Laura Iozzelli successfully defends PhD thesis

We are pleased to announce that on 1 July 2021, Laura Iozzelli successfully defended her PhD thesis on the topic entitled “Regulating Climate Change Transnationally: Assessing and Explaining Transparency and Participation in Climate Governance Initiatives”. The PhD defence started with a welcome note by Prof. Jamal Shahin (Brussels School of Governance) and with introduction by Prof. Benjamin Denis (Université Saint-Louis, Bruxelles). Laura’s promoters were Prof. Sebastian Oberthür (Brussels School of Governance) and Prof. Amandine Orsini (Université Saint-Louis, Bruxelles). Other Phd jury members were Prof. Philipp Pattberg (Vrije Universiteit Brussel), Prof. Katja Biedenkopf (Katholieke Universiteit Leuven), and Prof. Claire Dupont (Universiteit Gent). 
The Brussels School of Governance would like to congratulate to Dr. Laura Iozzelli on this achievement! Below you can read more about her PhD thesis.



Climate change is regulated by an increasingly variegated set of actors and governance initiatives. Launched by private and public actors in cooperation with or independently from central governments and international organizations, transnational initiatives with a rule, standard and target setting function (or ‘regulatory’ initiatives) have received increasing attention, particularly given their potential to enhance two key legitimacy dimensions in global climate governance, namely transparency and stakeholder participation. At the same time, regulatory initiatives’ level of information disclosure has been questioned and assessments of their participatory quality are still largely missing.

Against this background, this PhD thesis aims to test the promise of transnational regulatory initiatives to make global climate governance more legitimate by providing a systematic and encompassing analysis of the transparency and participatory quality of a set of these initiatives. First, drawing on the literature on legitimacy in transnational climate governance in particular, it builds two frameworks for assessing both the quantity and quality of the transparency and participation provided by regulatory initiatives. Second, it applies these frameworks to 56 cases which were compiled through a comprehensive review of existing databases and online repositories of climate initiatives. The result is an account of the range of transparency and participation scores of these regulatory initiatives. Third, to explain variation across the cases, it correlates the scores with key attributes of regulatory initiatives, including (among others) the nature of their constituting actors, their primary type of regulatory activity, the number of functions they engage in, their geographical origin and their size. Fourth, by means of a Qualitative Comparative Analysis (QCA), it identifies what constellations of factors can better explain their transparency and participatory quality.

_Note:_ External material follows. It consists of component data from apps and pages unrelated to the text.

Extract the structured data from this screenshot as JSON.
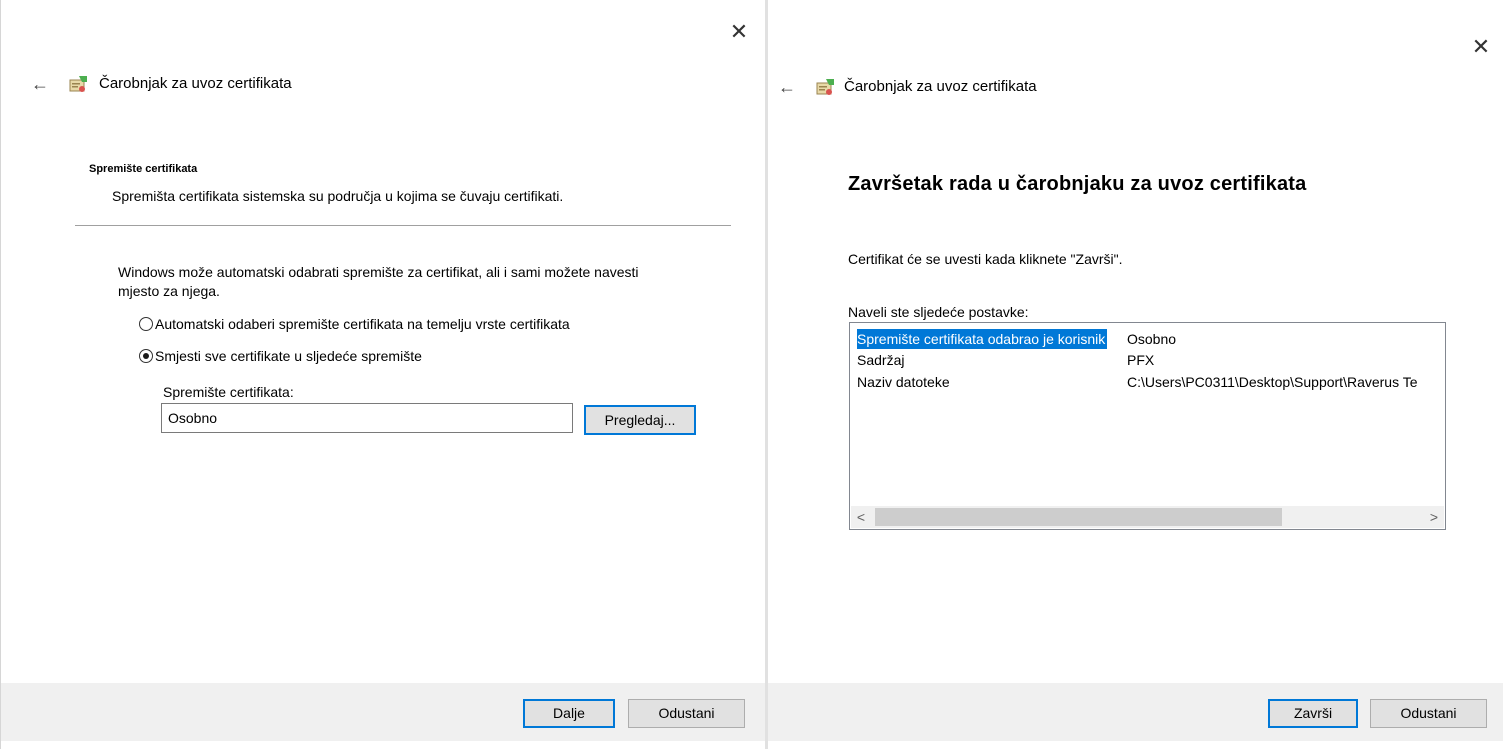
{
  "wizard_title": "Čarobnjak za uvoz certifikata",
  "left": {
    "section_heading": "Spremište certifikata",
    "section_desc": "Spremišta certifikata sistemska su područja u kojima se čuvaju certifikati.",
    "intro_line1": "Windows može automatski odabrati spremište za certifikat, ali i sami možete navesti",
    "intro_line2": "mjesto za njega.",
    "radio_auto_label": "Automatski odaberi spremište certifikata na temelju vrste certifikata",
    "radio_manual_label": "Smjesti sve certifikate u sljedeće spremište",
    "radio_selected": "manual",
    "store_label": "Spremište certifikata:",
    "store_value": "Osobno",
    "browse_label": "Pregledaj...",
    "next_label": "Dalje",
    "cancel_label": "Odustani"
  },
  "right": {
    "heading": "Završetak rada u čarobnjaku za uvoz certifikata",
    "info_text": "Certifikat će se uvesti kada kliknete \"Završi\".",
    "settings_label": "Naveli ste sljedeće postavke:",
    "settings": [
      {
        "key": "Spremište certifikata odabrao je korisnik",
        "value": "Osobno"
      },
      {
        "key": "Sadržaj",
        "value": "PFX"
      },
      {
        "key": "Naziv datoteke",
        "value": "C:\\Users\\PC0311\\Desktop\\Support\\Raverus Te"
      }
    ],
    "finish_label": "Završi",
    "cancel_label": "Odustani"
  },
  "icons": {
    "close": "close-icon",
    "back": "back-arrow-icon",
    "wizard": "certificate-wizard-icon"
  },
  "colors": {
    "accent": "#0078d7",
    "footer_bg": "#f0f0f0",
    "button_bg": "#e1e1e1"
  }
}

This thesis underscores a number of concrete limits in both the quantity and quality of regulatory initiatives’ transparency and participation. A key finding is that initiatives which involve public actors, perform multiple functions and are large in size are quite strongly correlated with both high transparency and participation. In contrast, other factors do not yield significant effects. Overall, this PhD thesis contributes to new knowledge by bringing to the fore important flaws with regard to the potential of regulatory initiatives to make global climate governance more transparent and participatory. It underscores significant empirical variation across the cases and identifies factors and combinations of factors that can help account for this variation. It thereby also enables to make a start in explaining important legitimacy gaps in transnational climate governance.